What you will do: You are asked to filter the data below and copy every line holding "price".

Data under study:
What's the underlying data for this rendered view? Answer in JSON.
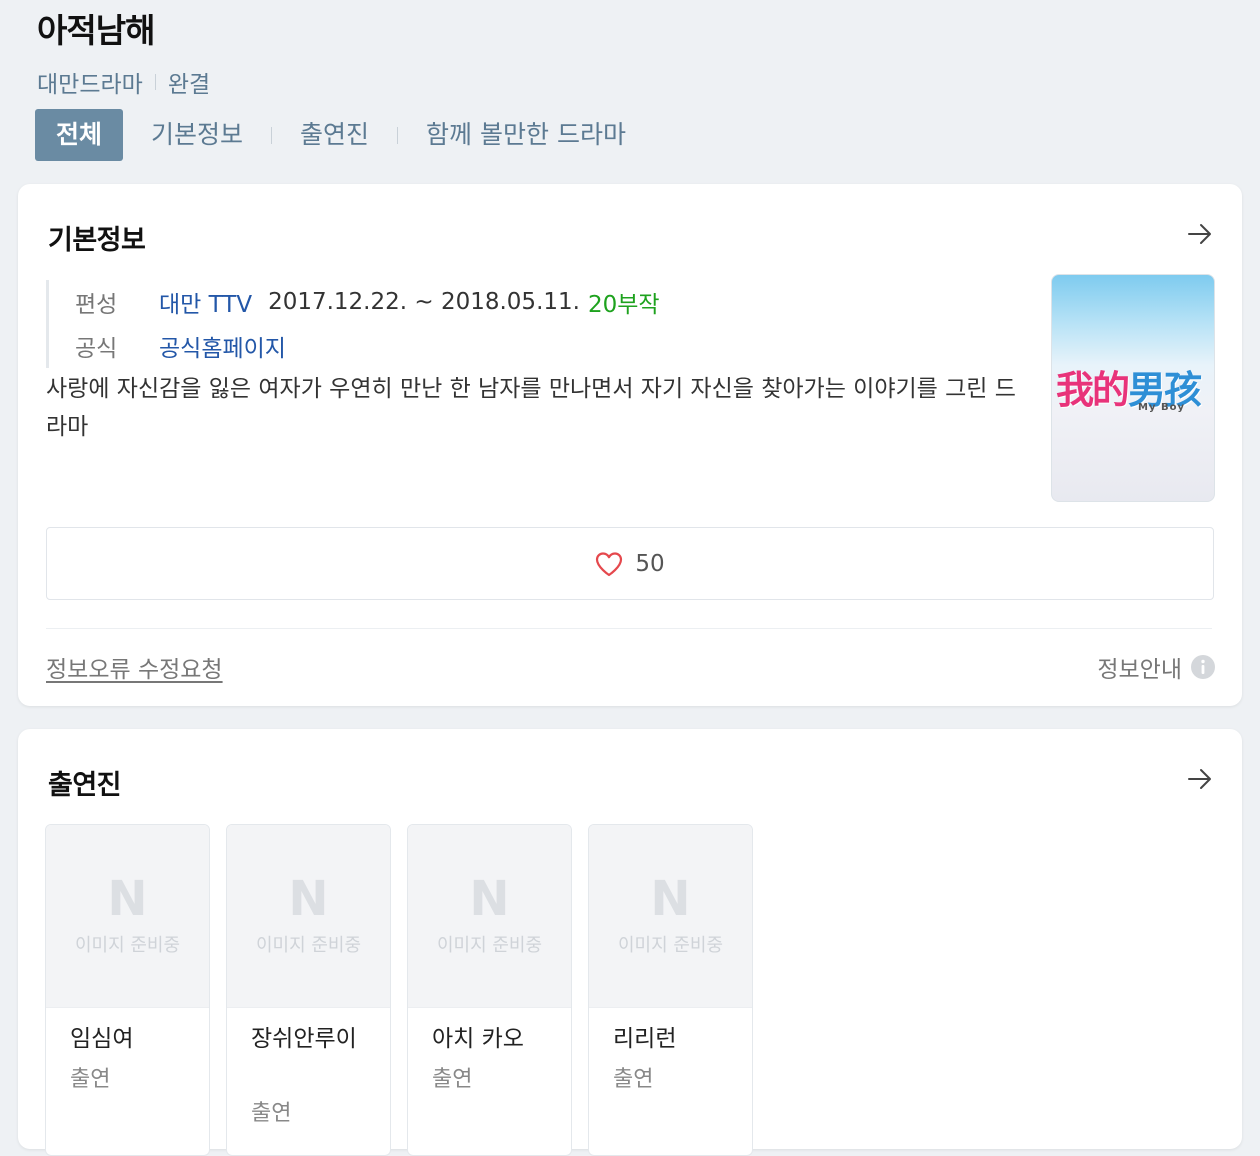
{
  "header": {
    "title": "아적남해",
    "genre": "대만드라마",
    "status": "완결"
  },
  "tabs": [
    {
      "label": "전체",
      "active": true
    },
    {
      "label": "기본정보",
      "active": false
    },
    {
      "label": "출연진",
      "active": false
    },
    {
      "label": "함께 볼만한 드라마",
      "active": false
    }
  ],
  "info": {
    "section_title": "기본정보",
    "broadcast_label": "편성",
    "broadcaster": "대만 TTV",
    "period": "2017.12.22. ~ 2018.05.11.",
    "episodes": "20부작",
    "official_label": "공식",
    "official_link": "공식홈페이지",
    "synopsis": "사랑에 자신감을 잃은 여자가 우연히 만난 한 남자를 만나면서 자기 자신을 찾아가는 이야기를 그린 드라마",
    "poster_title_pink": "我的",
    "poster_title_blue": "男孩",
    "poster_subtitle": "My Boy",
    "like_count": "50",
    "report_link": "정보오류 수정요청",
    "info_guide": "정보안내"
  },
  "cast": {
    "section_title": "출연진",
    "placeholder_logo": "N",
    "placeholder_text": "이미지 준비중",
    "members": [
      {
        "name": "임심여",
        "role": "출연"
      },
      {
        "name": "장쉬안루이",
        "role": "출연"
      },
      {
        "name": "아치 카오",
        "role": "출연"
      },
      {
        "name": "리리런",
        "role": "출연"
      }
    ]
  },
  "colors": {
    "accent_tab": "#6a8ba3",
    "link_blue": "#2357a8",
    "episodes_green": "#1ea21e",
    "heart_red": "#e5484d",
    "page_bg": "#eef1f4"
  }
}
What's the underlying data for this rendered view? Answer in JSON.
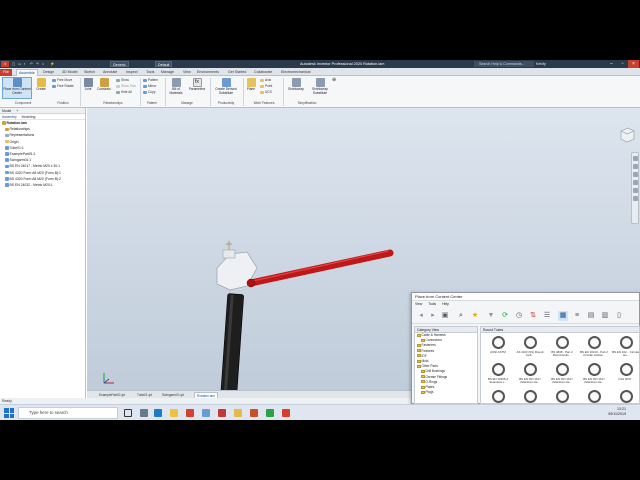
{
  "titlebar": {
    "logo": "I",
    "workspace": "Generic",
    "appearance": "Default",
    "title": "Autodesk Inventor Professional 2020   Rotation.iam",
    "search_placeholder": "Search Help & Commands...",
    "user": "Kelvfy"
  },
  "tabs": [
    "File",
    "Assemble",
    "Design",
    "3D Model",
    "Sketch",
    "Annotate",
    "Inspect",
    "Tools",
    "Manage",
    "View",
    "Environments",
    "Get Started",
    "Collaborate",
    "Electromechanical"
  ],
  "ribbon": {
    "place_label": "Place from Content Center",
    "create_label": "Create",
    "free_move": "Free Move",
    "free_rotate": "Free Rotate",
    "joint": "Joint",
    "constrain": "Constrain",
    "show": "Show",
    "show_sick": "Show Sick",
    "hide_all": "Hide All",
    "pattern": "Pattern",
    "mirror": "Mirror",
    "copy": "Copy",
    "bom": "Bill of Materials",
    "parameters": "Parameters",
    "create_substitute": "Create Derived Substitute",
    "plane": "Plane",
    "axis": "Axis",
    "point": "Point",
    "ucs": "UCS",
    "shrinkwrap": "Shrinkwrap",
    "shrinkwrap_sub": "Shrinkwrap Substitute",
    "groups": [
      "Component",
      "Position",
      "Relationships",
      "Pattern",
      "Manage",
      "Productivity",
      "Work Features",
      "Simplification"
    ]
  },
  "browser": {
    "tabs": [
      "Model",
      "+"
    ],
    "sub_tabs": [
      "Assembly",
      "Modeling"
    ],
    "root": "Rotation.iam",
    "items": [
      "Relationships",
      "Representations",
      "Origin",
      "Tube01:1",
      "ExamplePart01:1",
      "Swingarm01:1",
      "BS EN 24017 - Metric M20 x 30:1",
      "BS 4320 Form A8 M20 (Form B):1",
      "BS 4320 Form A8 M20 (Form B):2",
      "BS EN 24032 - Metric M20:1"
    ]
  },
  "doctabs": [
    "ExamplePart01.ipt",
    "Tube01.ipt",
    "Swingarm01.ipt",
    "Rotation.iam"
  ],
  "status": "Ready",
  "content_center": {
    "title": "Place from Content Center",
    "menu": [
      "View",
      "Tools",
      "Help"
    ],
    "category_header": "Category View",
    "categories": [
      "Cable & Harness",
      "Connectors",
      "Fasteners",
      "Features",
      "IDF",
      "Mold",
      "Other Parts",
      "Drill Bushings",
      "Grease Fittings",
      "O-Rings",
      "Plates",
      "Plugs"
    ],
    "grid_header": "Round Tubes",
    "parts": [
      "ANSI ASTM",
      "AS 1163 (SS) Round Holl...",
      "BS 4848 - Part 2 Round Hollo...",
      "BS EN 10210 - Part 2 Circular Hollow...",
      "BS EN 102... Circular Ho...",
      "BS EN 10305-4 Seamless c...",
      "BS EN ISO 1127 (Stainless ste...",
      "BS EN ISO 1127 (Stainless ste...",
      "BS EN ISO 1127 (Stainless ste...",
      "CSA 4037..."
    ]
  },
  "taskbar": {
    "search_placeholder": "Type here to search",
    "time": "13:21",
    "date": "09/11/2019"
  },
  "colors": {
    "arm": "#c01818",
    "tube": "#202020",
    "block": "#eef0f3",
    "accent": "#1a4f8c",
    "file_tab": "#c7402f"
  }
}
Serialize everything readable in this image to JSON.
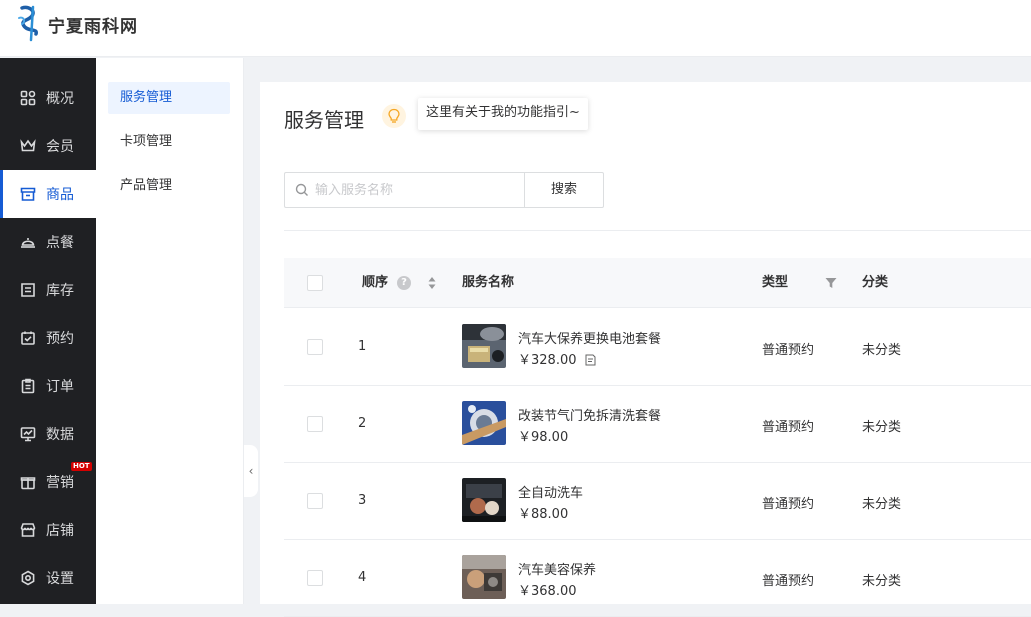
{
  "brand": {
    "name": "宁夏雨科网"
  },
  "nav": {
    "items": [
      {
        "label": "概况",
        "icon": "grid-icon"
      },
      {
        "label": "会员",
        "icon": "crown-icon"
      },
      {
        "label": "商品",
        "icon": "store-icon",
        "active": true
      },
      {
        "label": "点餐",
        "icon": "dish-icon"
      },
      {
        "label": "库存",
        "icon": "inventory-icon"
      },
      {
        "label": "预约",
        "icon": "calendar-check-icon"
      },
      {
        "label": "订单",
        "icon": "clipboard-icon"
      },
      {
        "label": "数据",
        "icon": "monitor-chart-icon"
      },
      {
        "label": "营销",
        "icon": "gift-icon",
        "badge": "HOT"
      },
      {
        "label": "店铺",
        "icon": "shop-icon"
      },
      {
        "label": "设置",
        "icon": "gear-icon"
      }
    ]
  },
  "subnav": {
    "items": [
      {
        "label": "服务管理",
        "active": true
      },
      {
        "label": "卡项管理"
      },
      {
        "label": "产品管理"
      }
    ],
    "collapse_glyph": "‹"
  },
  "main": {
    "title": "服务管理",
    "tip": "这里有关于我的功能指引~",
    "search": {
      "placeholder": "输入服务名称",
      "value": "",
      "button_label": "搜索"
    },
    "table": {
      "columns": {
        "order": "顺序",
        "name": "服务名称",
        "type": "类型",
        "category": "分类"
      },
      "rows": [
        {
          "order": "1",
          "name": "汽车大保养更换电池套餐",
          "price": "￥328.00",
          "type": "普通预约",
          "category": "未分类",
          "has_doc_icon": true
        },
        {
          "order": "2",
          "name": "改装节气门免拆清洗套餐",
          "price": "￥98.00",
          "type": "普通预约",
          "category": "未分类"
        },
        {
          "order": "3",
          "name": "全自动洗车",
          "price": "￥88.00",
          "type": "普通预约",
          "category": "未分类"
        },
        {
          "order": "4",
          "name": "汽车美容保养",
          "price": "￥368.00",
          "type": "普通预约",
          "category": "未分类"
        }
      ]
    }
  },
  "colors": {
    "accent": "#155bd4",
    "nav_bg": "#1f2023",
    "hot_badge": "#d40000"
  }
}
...
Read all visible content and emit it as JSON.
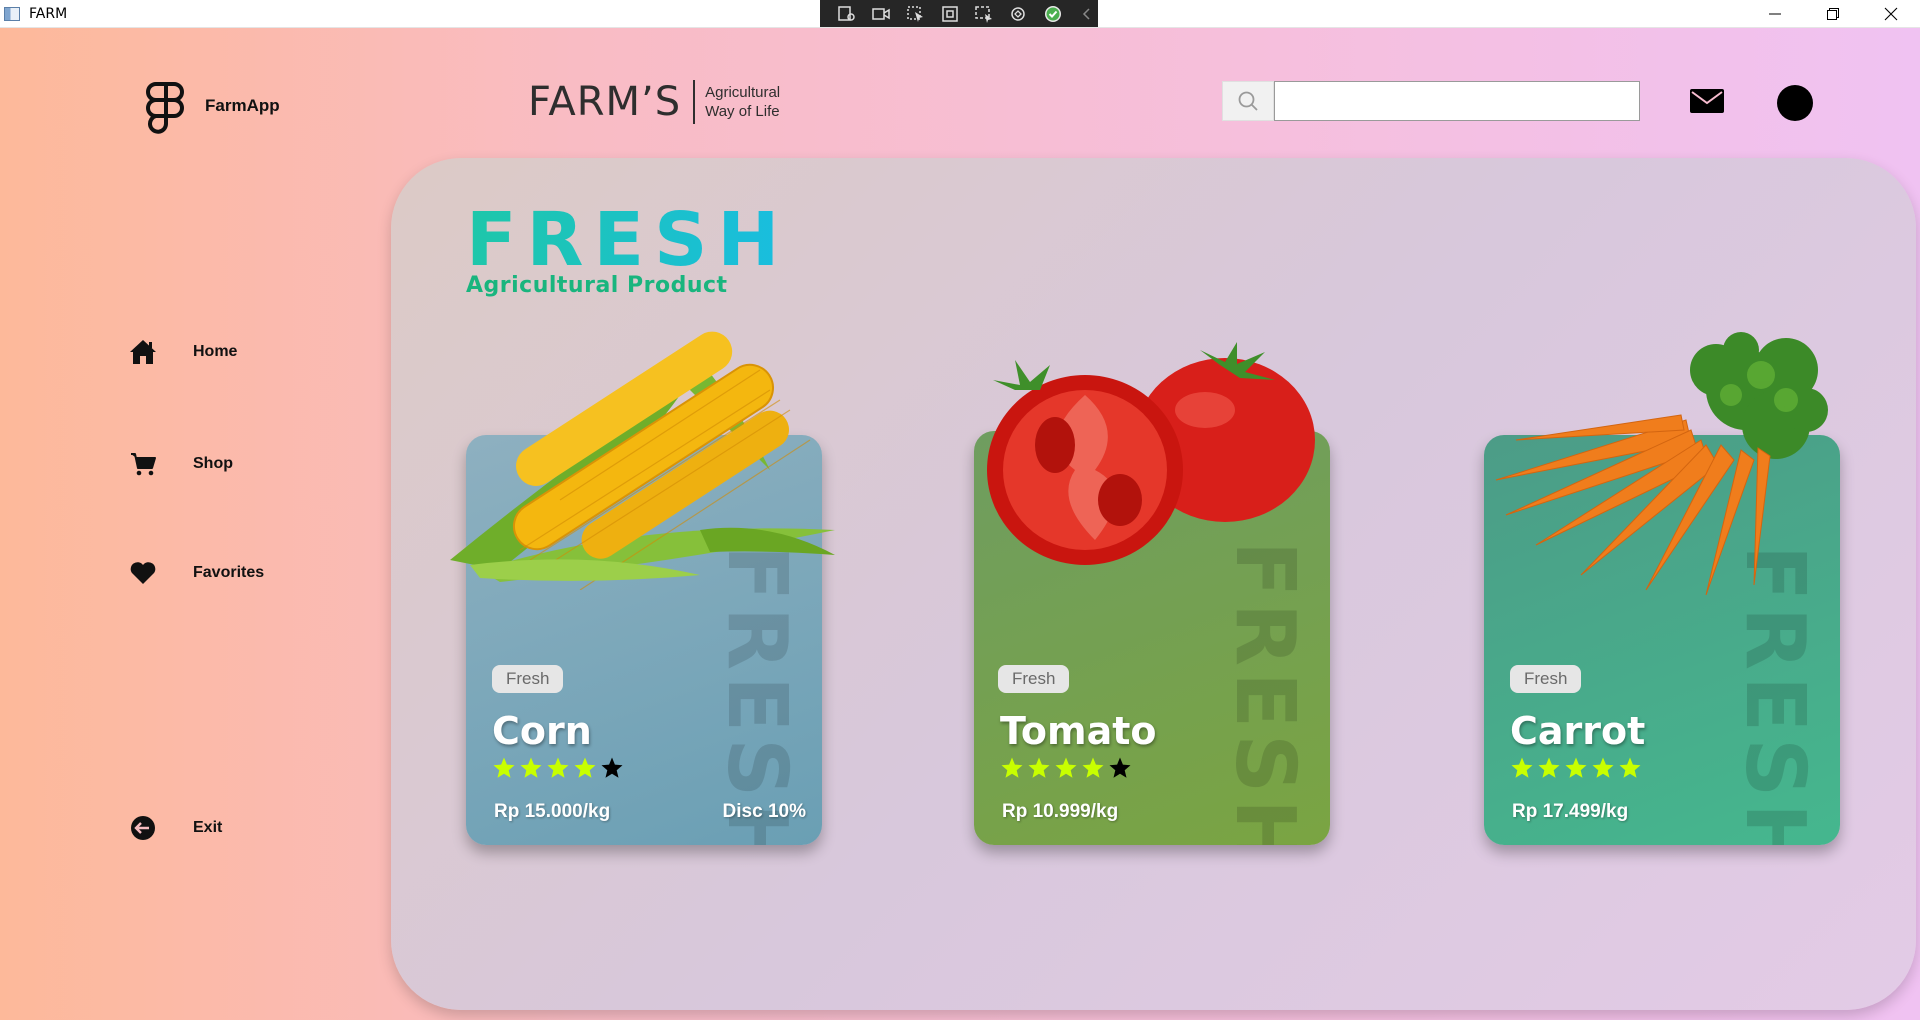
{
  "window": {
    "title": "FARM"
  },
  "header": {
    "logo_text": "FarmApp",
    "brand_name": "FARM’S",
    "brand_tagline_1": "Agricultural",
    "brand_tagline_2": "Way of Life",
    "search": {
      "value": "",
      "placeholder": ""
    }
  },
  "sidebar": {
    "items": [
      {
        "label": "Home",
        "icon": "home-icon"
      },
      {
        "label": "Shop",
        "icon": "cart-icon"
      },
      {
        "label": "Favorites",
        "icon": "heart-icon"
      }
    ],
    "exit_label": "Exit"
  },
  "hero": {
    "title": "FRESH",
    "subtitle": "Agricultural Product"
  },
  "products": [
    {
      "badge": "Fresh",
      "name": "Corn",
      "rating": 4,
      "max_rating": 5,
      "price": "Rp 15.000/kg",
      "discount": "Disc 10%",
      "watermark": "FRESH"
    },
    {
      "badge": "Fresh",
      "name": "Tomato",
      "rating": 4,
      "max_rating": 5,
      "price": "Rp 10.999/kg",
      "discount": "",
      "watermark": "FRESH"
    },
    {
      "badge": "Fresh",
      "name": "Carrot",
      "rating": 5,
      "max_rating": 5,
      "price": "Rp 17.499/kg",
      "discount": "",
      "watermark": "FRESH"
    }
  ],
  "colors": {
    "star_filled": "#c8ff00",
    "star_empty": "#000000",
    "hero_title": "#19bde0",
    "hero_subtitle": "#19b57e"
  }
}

Exercise solution:
          "price": "￥328.00",
          "price": "￥98.00",
          "price": "￥88.00",
          "price": "￥368.00",
      "price": "Rp 15.000/kg",
      "price": "Rp 10.999/kg",
      "price": "Rp 17.499/kg",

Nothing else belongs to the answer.